My mother spent Christmas in the hospital due to a sudden, extremely painful condition. She’s home now and slowly getting better. But I figured, what better time to share a post from our wonderful, last pre-Covid visit?
When my mother told me that the daughter of her old friend Adia would be speaking at the Orsogna Mutual Aid Society’s Women’s Day luncheon, and that Adia herself would be there, my first response was, “You have to go!” My second response was, “And I want to go with you!”
My mother is from Orsogna, a small town in Italy, and Orsogna M.A.S. looms large in our family history. My grandfather was one of the original members of the organization, which was founded to assist pisanes immigrating from Orsogna (Province of Chieti in Abruzzo) to the United States. Orsogna M.A.S. is headquartered in Astoria, Queens, the neighborhood to which many Orsognese migrated – and where my upcoming Catering Hall Mysteries series happens to be set. (Which I’m writing under the pen name “Maria DiRico” – my Orsognese nonna’s maiden name.)
I flew to New York in mid-March, and Mom and I took a car service to the luncheon, sparing me the goddawful drive from the Westchester suburbs to Queens. The minute we arrived, I was struck by the generational span of women at the event, which ranged from infant to at least my mother’s ninety-two. My mother and Adia enjoyed a warm, wonderful reunion, and we all relished the surprise of discovering that Mary, a cousin by marriage, was also at the luncheon.
Adia, Mom, and Mary.
Mom was treated like a rock star. Maria Fosco, the extraordinary woman who organized the event, showed everyone a photo of the Orsogna Mutual Aid Society’s 1942 Peasant’s Ball. Mom pointed herself out in the photo, and then she and Adia helped the younger women who crowded around them identify their mothers and nonnas in the picture.
The food was amazing…
… And the speech from Adia’s daughter, Lydia Tenaglia Collins, inspiring. Years ago, after reading Anthony Bourdain’s book, Kitchen Confidential, Lydia tracked down the chef and asked him if he was interested in doing television. She wound up producing all of Bourdain’s series until his passing, and building a media empire responsible for a variety of documentary TV series.
Attending the Orsogna Mutual Aid Society’s Festa Delle Donne was an incredibly rewarding experience. Not only did it give me a chance to reconnect with my heritage, something that’s so special to me, there was the added joy of seeing my mother lauded for being the true wonder that she is. Mom used to sing a song from her hometown that began “Le donne d’Orsogna e la piu belle…” Translation: “the women of Orsogna are the most beautiful.” I’m prejudiced, of course, but I think they are the most beautiful –on both the outside and inside.

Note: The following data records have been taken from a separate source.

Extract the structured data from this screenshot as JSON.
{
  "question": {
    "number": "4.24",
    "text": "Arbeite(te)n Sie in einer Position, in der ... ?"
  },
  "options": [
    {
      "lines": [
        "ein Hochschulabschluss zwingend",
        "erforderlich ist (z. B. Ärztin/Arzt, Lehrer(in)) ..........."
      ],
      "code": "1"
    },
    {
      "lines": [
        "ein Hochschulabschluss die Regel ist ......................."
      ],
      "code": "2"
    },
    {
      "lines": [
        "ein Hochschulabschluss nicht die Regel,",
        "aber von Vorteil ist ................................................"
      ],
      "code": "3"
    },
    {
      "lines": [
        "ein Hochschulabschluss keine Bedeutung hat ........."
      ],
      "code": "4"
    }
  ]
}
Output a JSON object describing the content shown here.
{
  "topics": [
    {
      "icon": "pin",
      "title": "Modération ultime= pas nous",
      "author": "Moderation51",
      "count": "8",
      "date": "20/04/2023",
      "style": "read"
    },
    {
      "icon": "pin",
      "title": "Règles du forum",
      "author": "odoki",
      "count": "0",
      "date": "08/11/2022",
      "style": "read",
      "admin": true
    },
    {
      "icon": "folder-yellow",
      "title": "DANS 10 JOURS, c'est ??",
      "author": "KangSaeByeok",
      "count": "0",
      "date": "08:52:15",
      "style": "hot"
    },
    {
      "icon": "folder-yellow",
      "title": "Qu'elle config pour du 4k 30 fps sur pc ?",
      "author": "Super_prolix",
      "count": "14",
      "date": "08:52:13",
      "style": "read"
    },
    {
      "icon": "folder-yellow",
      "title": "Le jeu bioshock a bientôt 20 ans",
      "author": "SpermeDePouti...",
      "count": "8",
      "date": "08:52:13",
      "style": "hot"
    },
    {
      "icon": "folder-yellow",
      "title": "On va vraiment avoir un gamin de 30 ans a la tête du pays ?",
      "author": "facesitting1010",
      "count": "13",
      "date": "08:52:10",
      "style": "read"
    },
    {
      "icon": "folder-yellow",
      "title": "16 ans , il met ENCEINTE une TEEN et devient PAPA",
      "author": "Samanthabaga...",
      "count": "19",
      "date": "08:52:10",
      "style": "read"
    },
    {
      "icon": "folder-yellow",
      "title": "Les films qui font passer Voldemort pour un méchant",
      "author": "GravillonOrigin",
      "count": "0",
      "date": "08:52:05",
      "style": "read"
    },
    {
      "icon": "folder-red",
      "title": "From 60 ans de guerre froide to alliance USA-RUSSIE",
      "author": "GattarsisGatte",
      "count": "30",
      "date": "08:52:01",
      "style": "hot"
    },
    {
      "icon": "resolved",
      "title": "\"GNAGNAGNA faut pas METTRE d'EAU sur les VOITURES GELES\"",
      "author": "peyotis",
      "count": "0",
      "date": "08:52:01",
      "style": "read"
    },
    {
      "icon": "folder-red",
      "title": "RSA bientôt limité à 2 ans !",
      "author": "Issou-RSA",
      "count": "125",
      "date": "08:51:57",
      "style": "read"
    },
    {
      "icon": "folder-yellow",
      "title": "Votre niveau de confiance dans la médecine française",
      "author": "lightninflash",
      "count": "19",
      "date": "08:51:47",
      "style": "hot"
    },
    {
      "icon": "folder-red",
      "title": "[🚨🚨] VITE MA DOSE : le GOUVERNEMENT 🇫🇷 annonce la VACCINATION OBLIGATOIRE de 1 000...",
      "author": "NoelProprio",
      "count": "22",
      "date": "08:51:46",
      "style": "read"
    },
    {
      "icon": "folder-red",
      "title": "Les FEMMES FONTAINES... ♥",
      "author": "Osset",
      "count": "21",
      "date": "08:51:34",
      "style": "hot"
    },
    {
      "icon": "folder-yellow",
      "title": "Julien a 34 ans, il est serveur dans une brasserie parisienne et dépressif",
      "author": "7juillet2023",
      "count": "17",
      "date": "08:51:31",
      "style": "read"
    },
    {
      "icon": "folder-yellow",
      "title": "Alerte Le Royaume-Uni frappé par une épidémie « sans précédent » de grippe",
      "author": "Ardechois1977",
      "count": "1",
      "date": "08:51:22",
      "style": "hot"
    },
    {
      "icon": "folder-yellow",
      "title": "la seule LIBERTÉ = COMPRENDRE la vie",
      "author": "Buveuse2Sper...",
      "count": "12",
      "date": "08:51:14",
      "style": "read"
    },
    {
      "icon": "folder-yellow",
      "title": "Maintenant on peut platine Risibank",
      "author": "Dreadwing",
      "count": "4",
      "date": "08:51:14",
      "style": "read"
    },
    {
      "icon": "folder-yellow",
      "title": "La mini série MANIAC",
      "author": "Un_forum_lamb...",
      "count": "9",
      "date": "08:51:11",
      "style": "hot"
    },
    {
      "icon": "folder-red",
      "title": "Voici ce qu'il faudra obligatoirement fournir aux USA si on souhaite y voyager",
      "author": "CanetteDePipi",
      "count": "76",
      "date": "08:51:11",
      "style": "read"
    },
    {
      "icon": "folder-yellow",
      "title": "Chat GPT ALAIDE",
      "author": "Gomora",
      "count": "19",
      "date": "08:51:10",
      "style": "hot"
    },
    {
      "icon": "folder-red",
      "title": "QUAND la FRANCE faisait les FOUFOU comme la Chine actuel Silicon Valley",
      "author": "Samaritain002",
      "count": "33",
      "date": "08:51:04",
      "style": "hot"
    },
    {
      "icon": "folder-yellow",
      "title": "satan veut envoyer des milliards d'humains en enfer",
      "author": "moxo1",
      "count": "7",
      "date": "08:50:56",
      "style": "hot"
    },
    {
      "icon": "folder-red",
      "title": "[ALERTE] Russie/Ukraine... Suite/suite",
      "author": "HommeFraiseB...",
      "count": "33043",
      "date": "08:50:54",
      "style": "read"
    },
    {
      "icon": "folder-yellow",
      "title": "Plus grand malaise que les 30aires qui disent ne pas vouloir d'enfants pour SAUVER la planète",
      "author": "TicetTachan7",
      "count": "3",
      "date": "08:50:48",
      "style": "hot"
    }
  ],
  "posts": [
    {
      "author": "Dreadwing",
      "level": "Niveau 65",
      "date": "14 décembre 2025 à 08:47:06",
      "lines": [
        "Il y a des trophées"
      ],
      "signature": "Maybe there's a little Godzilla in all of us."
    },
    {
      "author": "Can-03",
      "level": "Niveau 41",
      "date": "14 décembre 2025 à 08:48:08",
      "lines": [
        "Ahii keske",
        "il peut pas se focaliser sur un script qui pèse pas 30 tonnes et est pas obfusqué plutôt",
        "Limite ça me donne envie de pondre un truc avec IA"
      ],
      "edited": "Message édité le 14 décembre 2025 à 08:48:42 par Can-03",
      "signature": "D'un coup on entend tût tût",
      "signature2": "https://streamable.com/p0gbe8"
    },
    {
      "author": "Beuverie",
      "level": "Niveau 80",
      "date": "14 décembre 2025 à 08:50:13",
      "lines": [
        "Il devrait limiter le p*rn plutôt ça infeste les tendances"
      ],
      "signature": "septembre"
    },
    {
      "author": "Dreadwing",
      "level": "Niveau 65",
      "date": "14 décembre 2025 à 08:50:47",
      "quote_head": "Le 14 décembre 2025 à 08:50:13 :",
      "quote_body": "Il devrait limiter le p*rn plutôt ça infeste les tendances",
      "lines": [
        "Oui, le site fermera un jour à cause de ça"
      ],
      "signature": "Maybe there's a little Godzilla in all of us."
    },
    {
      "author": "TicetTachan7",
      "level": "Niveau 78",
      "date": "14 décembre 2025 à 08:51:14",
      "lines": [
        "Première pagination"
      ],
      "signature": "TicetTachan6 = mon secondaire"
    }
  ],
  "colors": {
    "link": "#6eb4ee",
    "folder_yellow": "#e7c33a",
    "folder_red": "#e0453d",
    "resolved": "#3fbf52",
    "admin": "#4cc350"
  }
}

My goal now is to make this luncheon an annual event for mom and me. Who knows, maybe one day this “donna d’Orsogna” will be a guest speaker herself. Until then, viva tutte le donne d’Orsognese!
Readers, do you have a special connection to your heritage?